*EXERCISE*.
Examine the entries and show every line in which the word "label" is found.

(Interface dataset entries)
'''

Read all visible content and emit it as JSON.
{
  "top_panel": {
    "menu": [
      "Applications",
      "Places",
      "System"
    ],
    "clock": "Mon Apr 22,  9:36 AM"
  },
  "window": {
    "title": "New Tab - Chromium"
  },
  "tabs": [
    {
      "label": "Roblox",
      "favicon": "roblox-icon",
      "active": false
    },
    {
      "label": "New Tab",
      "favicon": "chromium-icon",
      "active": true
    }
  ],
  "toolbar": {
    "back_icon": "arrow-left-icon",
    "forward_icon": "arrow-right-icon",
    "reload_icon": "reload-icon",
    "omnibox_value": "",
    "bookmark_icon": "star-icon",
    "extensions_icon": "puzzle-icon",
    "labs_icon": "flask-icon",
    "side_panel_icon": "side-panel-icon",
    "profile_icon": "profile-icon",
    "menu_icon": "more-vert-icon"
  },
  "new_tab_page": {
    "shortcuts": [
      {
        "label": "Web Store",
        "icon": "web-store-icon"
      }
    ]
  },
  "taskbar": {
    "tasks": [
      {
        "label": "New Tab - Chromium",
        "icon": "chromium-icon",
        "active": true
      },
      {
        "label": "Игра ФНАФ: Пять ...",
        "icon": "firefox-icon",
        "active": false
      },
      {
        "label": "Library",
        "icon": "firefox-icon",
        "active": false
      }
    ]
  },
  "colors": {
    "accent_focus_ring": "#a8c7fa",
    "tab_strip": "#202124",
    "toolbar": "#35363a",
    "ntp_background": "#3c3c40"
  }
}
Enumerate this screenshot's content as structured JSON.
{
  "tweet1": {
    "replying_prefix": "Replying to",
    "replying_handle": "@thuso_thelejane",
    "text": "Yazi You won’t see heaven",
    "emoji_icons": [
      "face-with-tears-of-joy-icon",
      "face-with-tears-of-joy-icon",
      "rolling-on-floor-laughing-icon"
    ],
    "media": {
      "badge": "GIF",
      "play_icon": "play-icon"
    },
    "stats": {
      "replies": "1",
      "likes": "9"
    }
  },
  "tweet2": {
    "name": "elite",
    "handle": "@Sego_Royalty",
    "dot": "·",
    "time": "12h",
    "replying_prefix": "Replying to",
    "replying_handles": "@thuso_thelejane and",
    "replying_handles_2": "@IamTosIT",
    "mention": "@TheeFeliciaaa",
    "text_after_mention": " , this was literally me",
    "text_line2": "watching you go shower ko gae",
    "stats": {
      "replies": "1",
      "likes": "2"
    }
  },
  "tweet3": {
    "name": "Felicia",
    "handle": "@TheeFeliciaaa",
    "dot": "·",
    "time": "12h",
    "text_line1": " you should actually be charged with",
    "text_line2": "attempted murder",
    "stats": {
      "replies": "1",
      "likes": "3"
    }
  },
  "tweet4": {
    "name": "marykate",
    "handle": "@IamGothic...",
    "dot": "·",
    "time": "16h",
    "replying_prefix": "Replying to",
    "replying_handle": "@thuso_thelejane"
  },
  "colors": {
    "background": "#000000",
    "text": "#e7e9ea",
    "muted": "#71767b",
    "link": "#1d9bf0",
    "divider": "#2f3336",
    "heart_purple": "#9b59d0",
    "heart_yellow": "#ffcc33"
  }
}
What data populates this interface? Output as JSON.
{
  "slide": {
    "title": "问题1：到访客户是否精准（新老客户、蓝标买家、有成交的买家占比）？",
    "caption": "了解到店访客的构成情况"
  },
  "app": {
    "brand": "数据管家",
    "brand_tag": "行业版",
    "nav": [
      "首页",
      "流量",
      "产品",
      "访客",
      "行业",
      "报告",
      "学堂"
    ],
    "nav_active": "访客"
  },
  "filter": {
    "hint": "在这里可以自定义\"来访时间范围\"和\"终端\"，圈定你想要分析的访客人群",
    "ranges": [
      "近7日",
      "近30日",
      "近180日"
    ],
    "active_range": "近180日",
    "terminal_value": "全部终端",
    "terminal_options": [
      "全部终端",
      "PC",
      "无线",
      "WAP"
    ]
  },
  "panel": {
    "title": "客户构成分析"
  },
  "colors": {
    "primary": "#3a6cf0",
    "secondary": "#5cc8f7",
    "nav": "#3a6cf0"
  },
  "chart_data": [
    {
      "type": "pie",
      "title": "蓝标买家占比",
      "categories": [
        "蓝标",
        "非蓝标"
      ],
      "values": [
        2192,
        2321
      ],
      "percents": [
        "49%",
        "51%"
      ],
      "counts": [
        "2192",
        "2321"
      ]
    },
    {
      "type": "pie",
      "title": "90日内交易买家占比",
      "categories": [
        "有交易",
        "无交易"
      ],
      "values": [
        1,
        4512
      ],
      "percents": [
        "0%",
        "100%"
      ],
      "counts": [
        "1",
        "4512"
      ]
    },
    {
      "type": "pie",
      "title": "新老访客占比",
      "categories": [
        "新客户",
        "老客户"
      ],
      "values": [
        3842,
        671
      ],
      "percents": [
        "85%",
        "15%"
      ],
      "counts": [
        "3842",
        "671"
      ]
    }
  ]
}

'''

*WRITTEN SOLUTION*.
      "label": "Roblox",
      "label": "New Tab",
        "label": "Web Store",
        "label": "New Tab - Chromium",
        "label": "Игра ФНАФ: Пять ...",
        "label": "Library",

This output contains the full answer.